What is different from last year, where Mourinho’s Inter crumbled against Manchester United? Half the team. Of Mourinho’s favoured XI in the second half of the season, the five furthest forward players – Thiago Motta, Wesley Sneijder, Samuel Eto’o, Goran Pandev and Diego Milito, as well as Lucio, the centre-back, are all in their first season at the club. That’s 6 out of 11 players – last year’s side was not “Mourinho’s”, it was the players he had inherited. Creating such a successful side with so many new recruits is a remarkable achievement, as is managing to transform goal-hungry forwards like Eto’o and Pandev into hard-workers defensively, even if some will complain that this is robbing the world of some exciting attacking play. But Mourinho’s brief was to win the Champions League, and he has done that.
The final question about Inter: are they a defensive side? It’s easy to say that they are, especially considering the reputation of both Mourinho and Italian football in general. This has slightly clouded the judgement of many who haven’t watched them on a regular basis – they have played some excellent football, and characterizing a side as ‘defensive’ when they regularly play a Sneijder-Pandev-Eto’o-Milito quartet is rather harsh.
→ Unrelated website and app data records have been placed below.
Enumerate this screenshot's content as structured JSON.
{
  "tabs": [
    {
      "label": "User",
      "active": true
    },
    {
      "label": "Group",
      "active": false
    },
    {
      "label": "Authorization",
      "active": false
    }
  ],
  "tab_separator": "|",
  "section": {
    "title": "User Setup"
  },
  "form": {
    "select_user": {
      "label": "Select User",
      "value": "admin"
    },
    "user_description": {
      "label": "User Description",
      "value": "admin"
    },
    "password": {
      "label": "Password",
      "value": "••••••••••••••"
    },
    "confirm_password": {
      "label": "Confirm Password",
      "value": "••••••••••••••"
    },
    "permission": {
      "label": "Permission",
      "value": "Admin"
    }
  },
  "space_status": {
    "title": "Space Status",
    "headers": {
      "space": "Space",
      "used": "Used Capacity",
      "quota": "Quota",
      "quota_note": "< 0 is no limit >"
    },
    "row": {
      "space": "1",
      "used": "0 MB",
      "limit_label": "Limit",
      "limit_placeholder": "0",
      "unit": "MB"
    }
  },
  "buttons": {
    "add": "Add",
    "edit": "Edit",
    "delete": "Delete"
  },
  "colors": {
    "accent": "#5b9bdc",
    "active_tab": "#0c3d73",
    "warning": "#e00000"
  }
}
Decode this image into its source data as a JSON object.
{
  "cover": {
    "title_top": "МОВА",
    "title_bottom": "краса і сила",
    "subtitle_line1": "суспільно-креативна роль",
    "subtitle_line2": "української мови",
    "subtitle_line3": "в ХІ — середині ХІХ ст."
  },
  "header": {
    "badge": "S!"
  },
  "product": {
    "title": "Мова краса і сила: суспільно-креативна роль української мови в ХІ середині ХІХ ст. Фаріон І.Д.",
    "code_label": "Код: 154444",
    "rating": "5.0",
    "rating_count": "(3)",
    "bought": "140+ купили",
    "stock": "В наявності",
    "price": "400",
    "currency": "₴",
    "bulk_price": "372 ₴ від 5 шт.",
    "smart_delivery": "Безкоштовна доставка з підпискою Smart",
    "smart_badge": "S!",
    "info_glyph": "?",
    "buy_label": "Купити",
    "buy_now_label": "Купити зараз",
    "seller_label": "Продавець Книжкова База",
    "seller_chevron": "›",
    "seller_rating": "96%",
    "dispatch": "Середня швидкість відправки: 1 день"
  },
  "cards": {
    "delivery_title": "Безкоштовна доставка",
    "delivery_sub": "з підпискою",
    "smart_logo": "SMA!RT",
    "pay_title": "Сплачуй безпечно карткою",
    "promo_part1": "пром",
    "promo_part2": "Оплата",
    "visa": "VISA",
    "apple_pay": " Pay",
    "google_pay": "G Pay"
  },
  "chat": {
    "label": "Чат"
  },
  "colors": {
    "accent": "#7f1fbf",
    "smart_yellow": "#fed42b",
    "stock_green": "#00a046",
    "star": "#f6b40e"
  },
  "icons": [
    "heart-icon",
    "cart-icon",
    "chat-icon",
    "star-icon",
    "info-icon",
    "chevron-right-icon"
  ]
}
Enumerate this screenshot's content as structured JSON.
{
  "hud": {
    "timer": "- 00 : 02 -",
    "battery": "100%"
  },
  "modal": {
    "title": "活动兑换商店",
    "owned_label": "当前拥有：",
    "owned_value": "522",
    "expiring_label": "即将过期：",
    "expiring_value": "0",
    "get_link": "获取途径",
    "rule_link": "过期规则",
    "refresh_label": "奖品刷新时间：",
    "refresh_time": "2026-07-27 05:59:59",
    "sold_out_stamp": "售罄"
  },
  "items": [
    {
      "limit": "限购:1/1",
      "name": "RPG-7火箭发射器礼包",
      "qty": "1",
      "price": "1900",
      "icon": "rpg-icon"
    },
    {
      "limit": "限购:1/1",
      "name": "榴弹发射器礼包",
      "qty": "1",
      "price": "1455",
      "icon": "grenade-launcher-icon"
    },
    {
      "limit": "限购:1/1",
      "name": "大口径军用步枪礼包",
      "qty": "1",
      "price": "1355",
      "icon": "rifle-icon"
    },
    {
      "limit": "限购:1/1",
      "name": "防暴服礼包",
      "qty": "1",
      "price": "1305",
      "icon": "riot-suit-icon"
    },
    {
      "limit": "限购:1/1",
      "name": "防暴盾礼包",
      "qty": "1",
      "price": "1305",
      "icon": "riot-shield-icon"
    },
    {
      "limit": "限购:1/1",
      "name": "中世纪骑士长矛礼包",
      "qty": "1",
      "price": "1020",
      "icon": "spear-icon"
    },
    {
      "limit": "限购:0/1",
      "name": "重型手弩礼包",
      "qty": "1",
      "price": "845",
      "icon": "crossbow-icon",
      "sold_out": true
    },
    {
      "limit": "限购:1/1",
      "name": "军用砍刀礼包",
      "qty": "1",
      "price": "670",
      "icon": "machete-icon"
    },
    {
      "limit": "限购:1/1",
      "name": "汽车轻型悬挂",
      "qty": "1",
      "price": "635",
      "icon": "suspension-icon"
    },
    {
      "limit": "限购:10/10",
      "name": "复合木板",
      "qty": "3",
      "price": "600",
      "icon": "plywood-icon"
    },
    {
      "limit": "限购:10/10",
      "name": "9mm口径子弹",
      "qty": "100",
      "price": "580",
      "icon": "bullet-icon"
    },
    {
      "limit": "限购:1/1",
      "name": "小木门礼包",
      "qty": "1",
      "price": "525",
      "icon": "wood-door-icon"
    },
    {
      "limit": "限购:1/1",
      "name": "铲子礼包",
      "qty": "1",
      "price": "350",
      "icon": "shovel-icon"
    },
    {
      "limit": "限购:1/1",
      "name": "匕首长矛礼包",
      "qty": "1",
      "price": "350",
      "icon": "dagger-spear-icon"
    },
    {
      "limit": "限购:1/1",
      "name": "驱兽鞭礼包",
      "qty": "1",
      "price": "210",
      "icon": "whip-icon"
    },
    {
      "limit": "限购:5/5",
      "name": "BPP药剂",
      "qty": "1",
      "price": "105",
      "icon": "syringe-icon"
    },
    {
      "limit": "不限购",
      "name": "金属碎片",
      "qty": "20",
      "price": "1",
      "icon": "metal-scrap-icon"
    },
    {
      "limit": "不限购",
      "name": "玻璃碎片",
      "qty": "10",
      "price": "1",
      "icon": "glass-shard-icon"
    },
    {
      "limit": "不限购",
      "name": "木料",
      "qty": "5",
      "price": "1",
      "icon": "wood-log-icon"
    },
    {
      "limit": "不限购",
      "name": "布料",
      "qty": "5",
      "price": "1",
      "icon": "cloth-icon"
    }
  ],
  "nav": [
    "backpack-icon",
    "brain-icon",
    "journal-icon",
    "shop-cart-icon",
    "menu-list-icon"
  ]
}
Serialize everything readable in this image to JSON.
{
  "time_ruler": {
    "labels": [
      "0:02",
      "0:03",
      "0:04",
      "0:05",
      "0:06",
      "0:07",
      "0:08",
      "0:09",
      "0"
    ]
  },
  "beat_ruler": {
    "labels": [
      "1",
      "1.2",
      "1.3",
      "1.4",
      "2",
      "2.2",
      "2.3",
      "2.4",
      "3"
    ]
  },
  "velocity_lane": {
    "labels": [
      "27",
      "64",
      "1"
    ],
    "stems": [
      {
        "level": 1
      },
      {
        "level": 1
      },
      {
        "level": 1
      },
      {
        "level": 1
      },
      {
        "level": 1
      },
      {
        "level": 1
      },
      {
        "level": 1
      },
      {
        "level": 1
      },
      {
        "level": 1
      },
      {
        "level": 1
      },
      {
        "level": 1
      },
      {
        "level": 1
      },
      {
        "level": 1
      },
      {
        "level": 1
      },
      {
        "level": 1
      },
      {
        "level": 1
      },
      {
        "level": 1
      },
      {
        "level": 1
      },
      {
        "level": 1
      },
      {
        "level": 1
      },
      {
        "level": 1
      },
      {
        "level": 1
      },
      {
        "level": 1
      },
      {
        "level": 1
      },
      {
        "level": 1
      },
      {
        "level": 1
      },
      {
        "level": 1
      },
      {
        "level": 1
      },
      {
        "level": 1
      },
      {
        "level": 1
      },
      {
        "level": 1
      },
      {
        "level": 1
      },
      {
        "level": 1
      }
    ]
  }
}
Yet in the final three matches of this Champions League run they have had less than 35% of possession in each; Jonathan Wilson has discussed whether this (successful) approach will be a turning point in football.
The answer to that might have to wait for a few years, but the acclaim for Inter can begin immediately. Defensively brilliant, ruthless in the penalty area, and possessing some of the best players in the world, this is a superb Inter side that have equalled the achievements of the much-praised Barcelona side of last season.Inter 2-0 Bayern: Milito the master of Madrid